If, in the future, there are shifts in the jurisprudence governing the enforceability of federal statutory obligations or Congress amends the Fair Housing Act to create an express private right of action to enforce the duty, the duty to affirmatively further fair housing may emerge as a stronger bulwark against state preemption laws that target equitable local housing policies. In an administration committed to robust civil rights enforcement, administrative complaints alleging that preemption laws violate the duty to affirmatively further fair housing may get some traction and present a viable nonlitigation route to preserving the ability of local governments to adopt housing policies that advance racial justice goals.
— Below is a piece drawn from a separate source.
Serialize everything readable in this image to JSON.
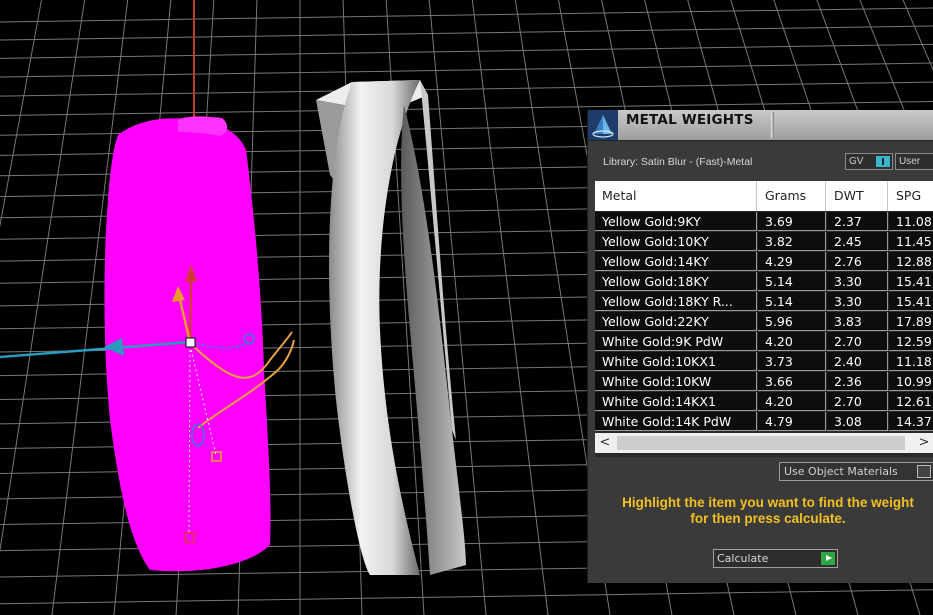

As advocates seek to stem the tide of state preemption laws blocking a wide range of equitable policies, the political process is and will remain the primary venue for fighting back. For some types of laws, however, there are legal theories grounded in both the Equal Protection Clause of the U.S. Constitution and federal civil rights statutes that could provide a litigation option when legislative advocacy is unsuccessful. The potential for success of these theories is uncertain, but the adjudication of pending cases over the coming years will be highly informative. Where preemption targets types of local policies that implicate federal civil rights statutes that allow for disparate impact claims, the potential to fight back through the courts is at its greatest. These types of theories avoid the pitfalls of embracing local control when the past and present contain countless examples of discriminatory exercises of local control.